Taylor’s effort to find and document the monuments has lead to a larger body of work “examining the change occurring along the border at a pivotal moment.” Taylor has been granted unprecedented access to the US Border Patrol and produced a corresponding body of work that depicts daily life along the border with images of the border agents and smugglers as well as contraband and the ongoing fence construction. In 2008 he was awarded a Guggenheim Fellowship for the project. With only a handful of monuments left to photograph Taylor intends to complete his work this fall.

The exhibition will feature images of both the border monuments and the daily events Taylor witnessed over the several years he has thus far devoted to this project.

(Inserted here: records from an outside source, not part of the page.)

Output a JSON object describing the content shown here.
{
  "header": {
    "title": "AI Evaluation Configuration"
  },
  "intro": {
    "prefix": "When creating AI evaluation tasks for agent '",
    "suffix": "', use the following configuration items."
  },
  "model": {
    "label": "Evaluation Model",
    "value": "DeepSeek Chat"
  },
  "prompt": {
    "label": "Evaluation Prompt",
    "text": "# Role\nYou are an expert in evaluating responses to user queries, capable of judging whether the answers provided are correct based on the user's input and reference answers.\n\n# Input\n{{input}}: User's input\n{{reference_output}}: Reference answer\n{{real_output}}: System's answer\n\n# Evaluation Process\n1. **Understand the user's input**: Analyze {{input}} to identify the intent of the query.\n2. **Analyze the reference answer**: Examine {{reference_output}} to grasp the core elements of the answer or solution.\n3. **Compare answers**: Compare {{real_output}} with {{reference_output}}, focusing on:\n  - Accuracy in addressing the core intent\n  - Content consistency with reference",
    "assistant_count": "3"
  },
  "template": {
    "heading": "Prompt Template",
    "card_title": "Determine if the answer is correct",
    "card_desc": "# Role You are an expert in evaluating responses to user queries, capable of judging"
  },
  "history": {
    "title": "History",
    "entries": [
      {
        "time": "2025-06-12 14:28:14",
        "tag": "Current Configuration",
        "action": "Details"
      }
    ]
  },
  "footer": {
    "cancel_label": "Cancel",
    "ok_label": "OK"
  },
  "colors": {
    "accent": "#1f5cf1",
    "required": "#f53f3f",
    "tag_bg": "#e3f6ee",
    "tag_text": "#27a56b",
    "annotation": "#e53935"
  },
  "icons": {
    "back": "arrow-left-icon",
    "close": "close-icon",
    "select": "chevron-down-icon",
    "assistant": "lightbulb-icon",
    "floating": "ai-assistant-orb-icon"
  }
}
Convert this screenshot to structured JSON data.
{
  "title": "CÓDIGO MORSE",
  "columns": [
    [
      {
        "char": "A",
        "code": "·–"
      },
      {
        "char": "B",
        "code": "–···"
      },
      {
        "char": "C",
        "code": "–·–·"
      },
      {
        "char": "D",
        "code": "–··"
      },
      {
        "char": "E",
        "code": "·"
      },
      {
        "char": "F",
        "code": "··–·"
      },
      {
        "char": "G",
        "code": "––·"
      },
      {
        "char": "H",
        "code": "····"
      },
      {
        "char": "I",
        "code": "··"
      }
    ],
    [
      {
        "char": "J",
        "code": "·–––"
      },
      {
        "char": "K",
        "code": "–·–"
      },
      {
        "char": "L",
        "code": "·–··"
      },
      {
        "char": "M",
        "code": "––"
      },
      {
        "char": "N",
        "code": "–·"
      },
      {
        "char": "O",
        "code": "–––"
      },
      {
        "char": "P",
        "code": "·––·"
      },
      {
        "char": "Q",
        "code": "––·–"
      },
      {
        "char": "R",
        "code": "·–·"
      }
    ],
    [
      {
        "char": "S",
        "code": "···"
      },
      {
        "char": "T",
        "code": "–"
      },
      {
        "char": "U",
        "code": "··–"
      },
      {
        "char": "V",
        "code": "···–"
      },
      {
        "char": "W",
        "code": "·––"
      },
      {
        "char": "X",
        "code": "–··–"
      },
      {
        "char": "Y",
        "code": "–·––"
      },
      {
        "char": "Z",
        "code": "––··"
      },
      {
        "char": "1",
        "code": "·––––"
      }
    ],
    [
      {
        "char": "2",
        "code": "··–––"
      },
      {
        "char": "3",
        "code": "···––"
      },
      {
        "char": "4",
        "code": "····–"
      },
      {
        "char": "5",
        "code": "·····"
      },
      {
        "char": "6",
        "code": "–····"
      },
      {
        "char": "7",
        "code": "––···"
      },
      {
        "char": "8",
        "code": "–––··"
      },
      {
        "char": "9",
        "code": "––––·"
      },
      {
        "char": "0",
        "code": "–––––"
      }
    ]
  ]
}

Taylor received his BFA from Tufts University and a MFA from the University of Oregon. His work has been exhibited widely and is in the permanent collection of many public institutions including, The Museum of Fine Arts, Houston; The El Paso Museum of Art, Texas; University of Washington Special Collections, Seattle; New Mexico History Museum, Santa Fe; and the Nora Eccles Harrison Museum, Utah State University, Logan, UT.

A 2010 monograph published by Radius Books about the project will be available for purchase at the gallery or by contacting www.radiusbooks.org

The artist will be in attendance for the opening at James Kelly Contemporary, on September 2nd from 5-7 pm.

www.jameskelly.com